Gender‐ and season‐dependent relationships between testosterone, oestradiol and immune functions in wild roach
Abstract:Plasma testosterone and 17‐oestradiol concentrations, differential leukocyte counts and proportion of dead Rhipidocotyle campanula gill parasites (parasite resistance) were determined five times during a year in two populations of roach Rutilus rutilus and analysed for seasonal and gender differences. In addition to the above immune variables, plasma Immunoglobulin M (IgM) concentration, chemiluminescence and migration differential of head kidney phagocytes, size of the spleen, haematocrit and total leukocyte count were correlated with sex hormones for each population, sampling time and sex separately, using condition factor as a partial correlate. There were no clear gender differences in the determined immune variables. Both testosterone and oestradiol concentrations were lowest after the spawning in June. Oestradiol was higher in females than in males, but testosterone was present in equal concentrations in both sexes. Statistically significant correlations between sex hormones and immune variables were rare and mainly without any patterns with respect to population, sex or sampling date. The meta‐analysis on individual correlations, however, revealed a positive relationship of plasma testosterone concentration to chemiluminescence of head kidney phagocytes, plasma IgM concentration and the proportion of dead R. campanula to all R. campanula on the gills.
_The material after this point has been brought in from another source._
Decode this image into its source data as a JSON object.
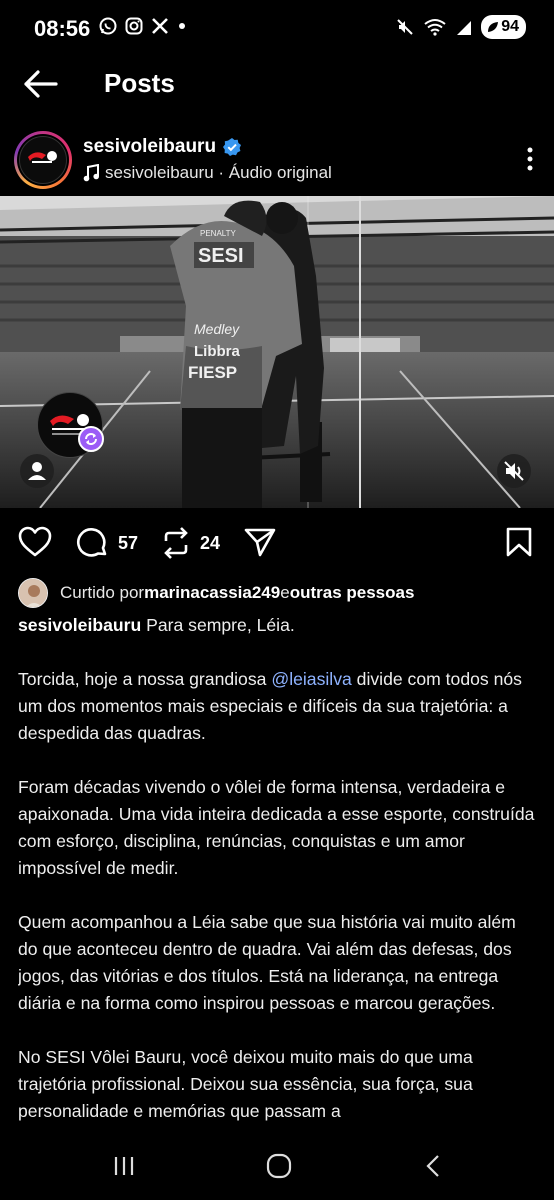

In the meta‐analysis, the concentration of oestradiol was not found to correlate with any of the studied immune variables.
Document Type: Regular Paper
Affiliations: 1: Department of Biological and Environmental Science, University of Jyväskylä, P. O. Box 35 (YAC341), FIN-40 014, University of Jyväskylä, Finland, 2: Neurobiology, Physiology & Behavior, University of California, Davis, One Shields Avenue, Davis, CA 95 616, U.S.A. and 3: Institute of Applied Biotechnology, University of Kuopio, P. O. Box 1627, FIN-70 211 Kuopio, Finland
Publication date: January 1, 2004